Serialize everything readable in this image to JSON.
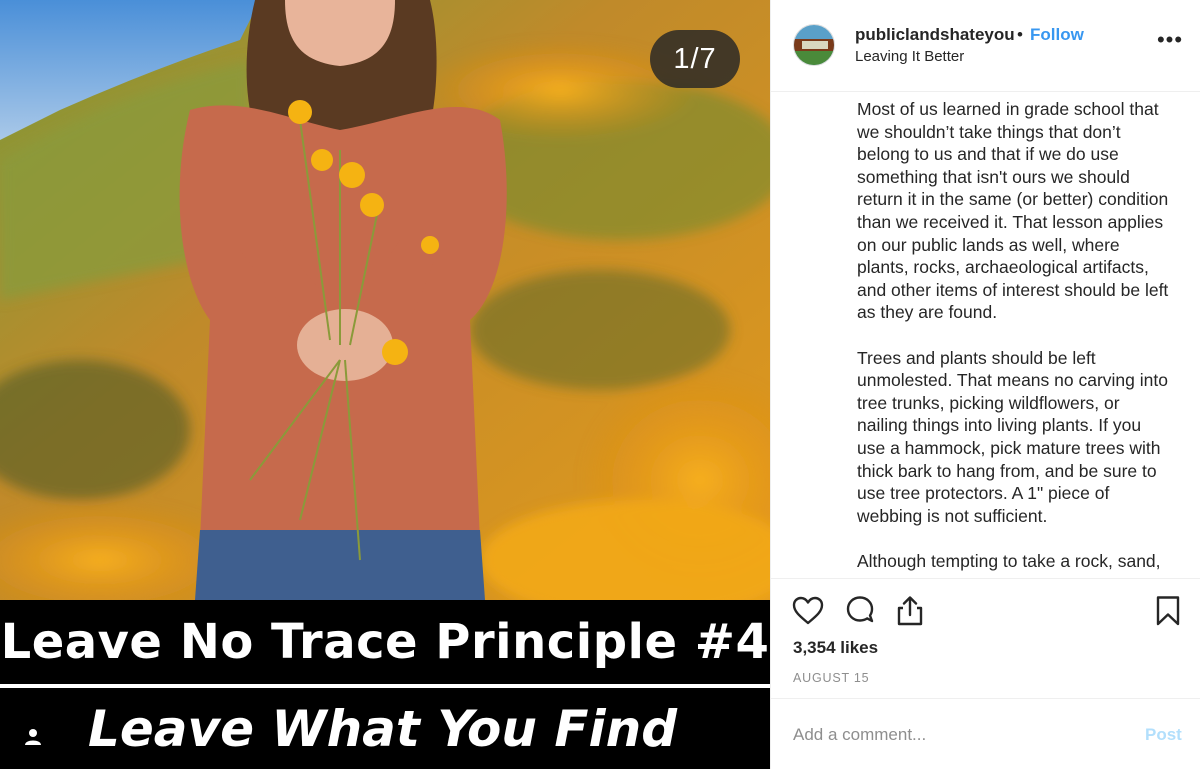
{
  "post": {
    "counter": "1/7",
    "image_caption_line1": "Leave No Trace Principle #4",
    "image_caption_line2": "Leave What You Find"
  },
  "header": {
    "username": "publiclandshateyou",
    "separator": "•",
    "follow_label": "Follow",
    "location": "Leaving It Better",
    "more_label": "•••"
  },
  "caption": {
    "paragraphs": [
      "Most of us learned in grade school that we shouldn’t take things that don’t belong to us and that if we do use something that isn't ours we should return it in the same (or better) condition than we received it. That lesson applies on our public lands as well, where plants, rocks, archaeological artifacts, and other items of interest should be left as they are found.",
      "Trees and plants should be left unmolested. That means no carving into tree trunks, picking wildflowers, or nailing things into living plants. If you use a hammock, pick mature trees with thick bark to hang from, and be sure to use tree protectors. A 1\" piece of webbing is not sufficient.",
      "Although tempting to take a rock, sand,"
    ]
  },
  "actions": {
    "likes": "3,354 likes",
    "date": "AUGUST 15",
    "icons": [
      "heart-icon",
      "comment-icon",
      "share-icon",
      "bookmark-icon"
    ]
  },
  "comment_box": {
    "placeholder": "Add a comment...",
    "post_label": "Post"
  },
  "colors": {
    "accent": "#3897f0",
    "post_disabled": "#b2dffc",
    "secondary_text": "#8e8e8e"
  }
}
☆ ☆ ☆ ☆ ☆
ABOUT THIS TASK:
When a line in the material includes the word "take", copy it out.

SOLUTION FOR THIS PROBLEM:
      "Most of us learned in grade school that we shouldn’t take things that don’t belong to us and that if we do use something that isn't ours we should return it in the same (or better) condition than we received it. That lesson applies on our public lands as well, where plants, rocks, archaeological artifacts, and other items of interest should be left as they are found.",
      "Although tempting to take a rock, sand,"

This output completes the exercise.